A close encounter of the canine kind
April 30, 2005
I read today in The Greenville News about editorial page editor, Beth Padgett. She was attacked by a Rottweiler. Ouch! I like Beth (unlike most editors - just kidding!). I know that had to be scary! I'm glad it wasn't any worse.
It reminded me of something that happened to me a week or so ago. The dogs at my neighbor's house across the street got out. One, Spanky, an English Bull Dog, is the nicest (but ugliest) thing you have ever met. He was running all over the place. The second dog - a Boxer - was kind of hanging out in their front yard. The third dog - a female Boxer would not come out of the fence.
I tried to get Spanky to go back into his enclosure. However, the closer we came to the property line B1 became more aggitated. I kept making attempts and speaking firmly to the aggressive dog, but he would have nothing of it. B1 came up to me and pretended he was going to eat me. I stood my ground and he backed off. We were at an impass.
Later B1, and B2 went back into the fence. I thought, "Hey, that dog might try to get a jogger, I'm going to go see if I can close the fence. So, I started across the neighbor's front yard to shut the gate to the back yard.
About 10 feet from the gate, I noticed that B1 (who was now at the rear of the property) noticed me. As soon as I saw him I thought, "He isn't going to stop this time." I just turned and ran as fast as I could. As I neared the street I saw a truck coming.
It was the dog or the truck. I knew the driver of the truck would curse me, but I knew I could beat him - so, I just ran right across with the dog closing fast. I jumped the front steps (it was about forty yard dash) and got in the door just as B1 came to a screeching halt at the base of the steps. He was not happy!

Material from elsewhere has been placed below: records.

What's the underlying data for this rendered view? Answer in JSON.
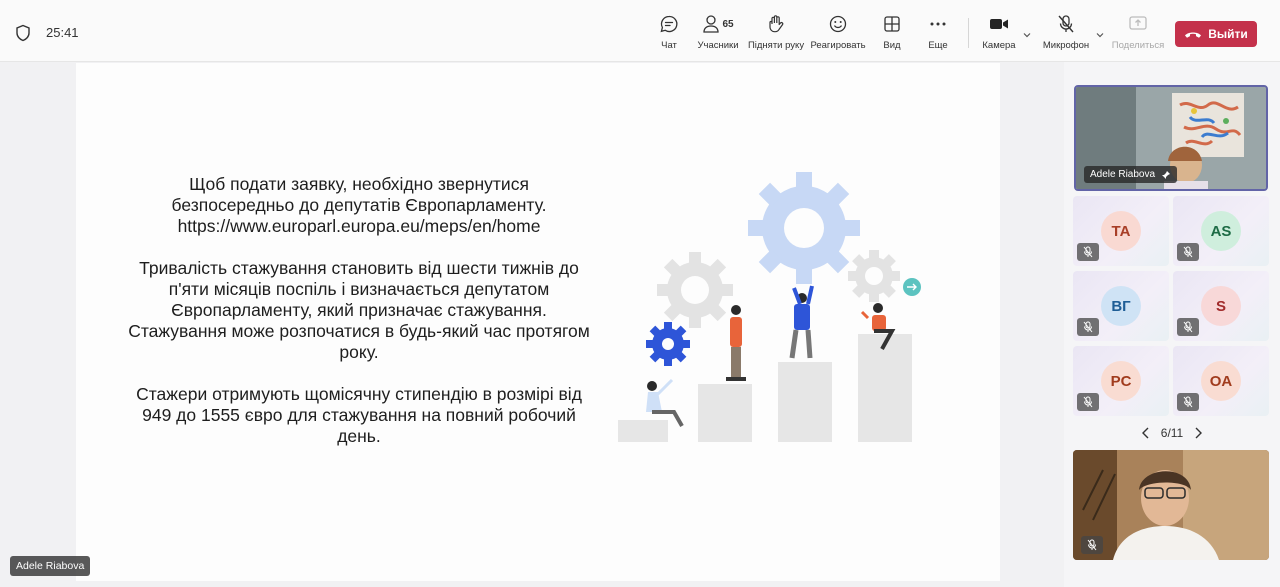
{
  "header": {
    "timer": "25:41",
    "participants_count": "65",
    "buttons": {
      "chat": "Чат",
      "participants": "Учасники",
      "raise_hand": "Підняти руку",
      "react": "Реагировать",
      "view": "Вид",
      "more": "Еще",
      "camera": "Камера",
      "mic": "Микрофон",
      "share": "Поделиться",
      "leave": "Выйти"
    }
  },
  "slide": {
    "paragraphs": [
      "Щоб подати заявку, необхідно звернутися безпосередньо до депутатів Європарламенту. https://www.europarl.europa.eu/meps/en/home",
      "Тривалість стажування становить від шести тижнів до п'яти місяців поспіль і визначається депутатом Європарламенту, який призначає стажування. Стажування може розпочатися в будь-який час протягом року.",
      "Стажери отримують щомісячну стипендію в розмірі від 949 до 1555 євро для стажування на повний робочий день."
    ]
  },
  "presenter_name": "Adele Riabova",
  "spotlight": {
    "name": "Adele Riabova"
  },
  "participants": [
    {
      "initials": "TA",
      "bg": "#f9d9d2",
      "fg": "#a83e27"
    },
    {
      "initials": "AS",
      "bg": "#cfeedd",
      "fg": "#1d6b45"
    },
    {
      "initials": "ВГ",
      "bg": "#cfe3f5",
      "fg": "#1f5e96"
    },
    {
      "initials": "S",
      "bg": "#f8d8d8",
      "fg": "#a12c2c"
    },
    {
      "initials": "PC",
      "bg": "#f9dcd2",
      "fg": "#a13c1e"
    },
    {
      "initials": "OA",
      "bg": "#f9dcd2",
      "fg": "#a13c1e"
    }
  ],
  "pagination": "6/11",
  "colors": {
    "accent": "#6264a7",
    "leave": "#c4314b"
  }
}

Later, I saw someone walking Spanky toward the neighbor's yard. I watched as he got closer and closer. I went outside. "Better be careful," I told him. "The Boxer doesn't like people in his yard. The man seemed confused but stopped in the yard next to the dogs' home. I then noticed B1 inching closer to the boundary. "You had better watch that brown one," I said with a little more urgency. At just about that time, B1 went for the good Samaritan.
I shouldn't have, but I couldn't help but laugh as the man did a jig and turned to get away as quickly as possible. I wasn't laughing at him. I was laughing at me. I wish I could have seen my own reaction as I was running faster than I have since I ran track in high school! Oh, that driver? He slowed to see the finale of the show - he wasn't cursing. He was laughing too.
Of course, in Beth's case, it was no laughing matter. I trust she will get well soon.
Here is another story about a canine encounter...